Alan, now 59, was on his way home from a funeral with his sister when a car in front of him on the remote A44 crashed and caught alight, illuminating the night sky.
Inside, three-year-old Cameron Silcox, strapped in his child-seat, was screaming for his mother - Gillian - who was slumped over the wheel.
Alan knew he had to act after realising nobody had a fire extinguisher and that the nearest town of Aberystwyth was more than 20 miles away.
As a car body repairer, he knew the the victims' seat-belts might have jammed so he grabbed his multi-tool from his car to cut them free.
With no thought for his own safety, he pushed through the dozen other motorists standing at a safe distance from the blaze to reach the crash.
He tried to calm Cameron as he cut the child seat straps and carried him to safety.
He thought Gillian was dead but she groaned as he pulled her son out. Bystanders warned him against returning to the car but he ignored them, desperate to save her.

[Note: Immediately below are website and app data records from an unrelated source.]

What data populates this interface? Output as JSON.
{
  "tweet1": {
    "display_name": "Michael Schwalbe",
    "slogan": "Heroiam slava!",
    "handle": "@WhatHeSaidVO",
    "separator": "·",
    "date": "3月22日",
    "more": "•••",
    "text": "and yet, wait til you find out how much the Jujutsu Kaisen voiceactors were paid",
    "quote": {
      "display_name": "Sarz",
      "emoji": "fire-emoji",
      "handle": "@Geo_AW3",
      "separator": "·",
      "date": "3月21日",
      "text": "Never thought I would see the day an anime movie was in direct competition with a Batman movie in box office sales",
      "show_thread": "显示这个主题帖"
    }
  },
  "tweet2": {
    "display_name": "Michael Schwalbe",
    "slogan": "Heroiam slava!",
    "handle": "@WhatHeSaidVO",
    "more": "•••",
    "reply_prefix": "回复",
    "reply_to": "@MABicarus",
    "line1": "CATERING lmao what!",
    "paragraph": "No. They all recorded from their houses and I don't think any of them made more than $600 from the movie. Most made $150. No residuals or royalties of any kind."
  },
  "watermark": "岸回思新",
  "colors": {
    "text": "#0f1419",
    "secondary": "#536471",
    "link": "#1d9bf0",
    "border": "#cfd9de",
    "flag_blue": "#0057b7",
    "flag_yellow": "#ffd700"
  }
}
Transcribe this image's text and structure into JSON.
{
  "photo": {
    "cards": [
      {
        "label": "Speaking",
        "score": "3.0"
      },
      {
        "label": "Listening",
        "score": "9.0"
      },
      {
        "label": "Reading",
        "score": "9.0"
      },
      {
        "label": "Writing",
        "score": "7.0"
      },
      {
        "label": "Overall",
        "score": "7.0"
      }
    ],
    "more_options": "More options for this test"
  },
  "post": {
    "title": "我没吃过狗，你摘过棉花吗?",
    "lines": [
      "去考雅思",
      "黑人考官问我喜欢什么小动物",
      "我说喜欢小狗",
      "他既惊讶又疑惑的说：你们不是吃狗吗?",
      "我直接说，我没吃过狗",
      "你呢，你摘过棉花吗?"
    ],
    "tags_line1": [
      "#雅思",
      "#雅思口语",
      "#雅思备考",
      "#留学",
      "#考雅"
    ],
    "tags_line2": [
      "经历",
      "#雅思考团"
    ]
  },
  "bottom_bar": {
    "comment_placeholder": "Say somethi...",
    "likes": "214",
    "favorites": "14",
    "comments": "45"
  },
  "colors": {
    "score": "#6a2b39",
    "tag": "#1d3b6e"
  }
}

The driver's door was so crushed that it would not open. Flames were licking through the bottom of the car. But Alan pulled the top of the door frame down so he could reach inside to cut the seat-belt and drag the unconscious woman out.
Once he dragged her a few metres away some people ventured to help move her further.
Seconds later the car exploded "like a bomb". It was a burnt out wreck when the emergency services arrived and Mid and West Wales Fire Service have praised Alan for his bravery.
"We just managed to get her about 30 yards away when the tyres started exploding. Then the petrol tank went," Alan recalls. "All the sky was glowing - the flames were right up to the sky."
If it was not for his actions, Cameron and his two older brothers - Adam, then eight and George, five, would have been orphaned because their father died from brain cancer in 2001.
"Not everyone has their own personal hero - Alan saved our lives," Gillian says. "There's no way I could have got Cameron out because I was unconscious and the car was burnt out by the time fire services had got there so we wouldn't have survived."
But modest Alan says: "Fear gets to people in different ways so I don't blame the other people for standing there.
"I do think about it now but at the time I didn't think my life was in danger. I just had to give them a chance."